Swiss sources are unanimous in stating that the men only gave up when Charles assured them they would be spared. The historian Panigarola, who was with Charles, claimed that the garrison had thrown themselves on the mercy of the duke, and it was up to his discretion what to do with them. He ordered all 412 men of the garrison to be executed. In a scene Panigarola described as “shocking and horrible” and sure to fill the Swiss with dread, all the victims were led past the tent of Charles on 28 February 1476 and hanged from trees, or drowned in the lake, in an execution that lasted four hours.
Battle of Grandson
Illustration of the Battle of Grandson by Diebold Schilling the Younger (1513)Pillage of the Burgundian camp after the Battle of Grandson, illustration by Diebold Schilling the Elder (1483)The booty of Grandson put on display in Lucerne, illustration by Diebold Schilling the Younger (1513)
The Swiss had no news of the fate of the garrison and assembled their forces in the hope of lifting the siege. This army numbered a little over 20,000 men without artillery and probably slightly outnumbered the Burgundians. On 2 March 1476 the Swiss army approached the forces of Charles near the town of Concise. The Swiss advanced in three heavy columns, echeloned to the left rear, moving directly into combat without deploying, in typical Swiss fashion.
Poor reconnaissance left Charles uninformed as to the size and deployment of the Swiss, and he believed that the Swiss vanguard was the entire force sent against him. The vanguard, consisting mainly of men from Schwyz, Bern, and Solothurn, realized they would soon be in battle and knelt to pray. When they said three Our Fathers and three Hail Marys, some of the Burgundian army reportedly mistook their actions as a sign of submission. In their zeal, they rode forward shouting, “You will get no mercy; you must all die.”

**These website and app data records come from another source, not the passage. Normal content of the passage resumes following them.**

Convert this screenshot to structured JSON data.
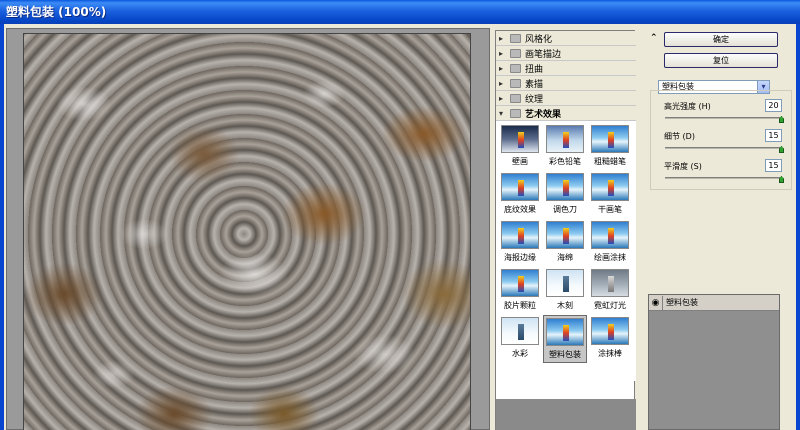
{
  "window": {
    "title": "塑料包装 (100%)"
  },
  "categories": [
    {
      "label": "风格化",
      "open": false
    },
    {
      "label": "画笔描边",
      "open": false
    },
    {
      "label": "扭曲",
      "open": false
    },
    {
      "label": "素描",
      "open": false
    },
    {
      "label": "纹理",
      "open": false
    },
    {
      "label": "艺术效果",
      "open": true
    }
  ],
  "filters": [
    {
      "label": "壁画",
      "style": "dark"
    },
    {
      "label": "彩色铅笔",
      "style": "sketch"
    },
    {
      "label": "粗糙蜡笔",
      "style": "normal"
    },
    {
      "label": "底纹效果",
      "style": "normal"
    },
    {
      "label": "调色刀",
      "style": "normal"
    },
    {
      "label": "干画笔",
      "style": "normal"
    },
    {
      "label": "海报边缘",
      "style": "normal"
    },
    {
      "label": "海绵",
      "style": "normal"
    },
    {
      "label": "绘画涂抹",
      "style": "normal"
    },
    {
      "label": "胶片颗粒",
      "style": "normal"
    },
    {
      "label": "木刻",
      "style": "light"
    },
    {
      "label": "霓虹灯光",
      "style": "grey"
    },
    {
      "label": "水彩",
      "style": "light"
    },
    {
      "label": "塑料包装",
      "style": "normal",
      "selected": true
    },
    {
      "label": "涂抹棒",
      "style": "normal"
    }
  ],
  "controls": {
    "ok_label": "确定",
    "reset_label": "复位",
    "selected_filter": "塑料包装",
    "params": [
      {
        "label": "高光强度 (H)",
        "value": "20",
        "fraction": 1.0
      },
      {
        "label": "细节 (D)",
        "value": "15",
        "fraction": 1.0
      },
      {
        "label": "平滑度 (S)",
        "value": "15",
        "fraction": 1.0
      }
    ]
  },
  "layers": {
    "items": [
      {
        "name": "塑料包装"
      }
    ]
  },
  "icons": {
    "collapse": "chevron-up-double-icon",
    "eye": "eye-icon",
    "folder": "folder-icon",
    "triangle": "triangle-right-icon"
  }
}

The Burgundian knights soon surrounded the Swiss vanguard, but then Charles made a serious mistake. After brief skirmishing, Charles ordered his cavalry to pull back so the artillery could reduce the Swiss forces before the attacks were renewed. At this time, the main body of the Swiss emerged from a forest which had hitherto obscured their approach. The Burgundian army, already pulling back, soon became confused when the second, and larger, body of Swiss troops appeared. The speed of the Swiss advance did not give the Burgundians time to make much use of their artillery and missile units. Charles attempted a double envelopment of the leading Swiss column before the other two arrived, but as his troops were caught shifting to make this attack, they caught sight of the other Swiss columns and retreated in panic. The withdrawal soon turned into a rout when the Burgundian army broke ranks and ran. For a time, Charles rode among them shouting orders for them to stop and hitting fleeing soldiers with the flat of his sword. But once started the rout was unstoppable, and Charles was forced to flee as well.
Few casualties were suffered on either side: the Swiss did not have the cavalry necessary to chase the Burgundians far. At insignificant cost to themselves, the Swiss had humiliated the greatest duke in Europe, defeated one of the most feared armies, and taken a most impressive amount of treasure. Charles had the habit of travelling to battles with an array of priceless artifacts as talismans, from carpets belonging to Alexander the Great, to the 55-carat Sancy diamond, and the Three Brothers jewel. All these were looted from his tent by the confederate army, together with his silver bath and ducal seal. The Swiss initially had little idea of the value of their loot. A small surviving part of this fantastic booty is on display in various Swiss museums today, while a few remaining artillery pieces can be seen in the museum of La Neuveville, near Neuchâtel, Switzerland.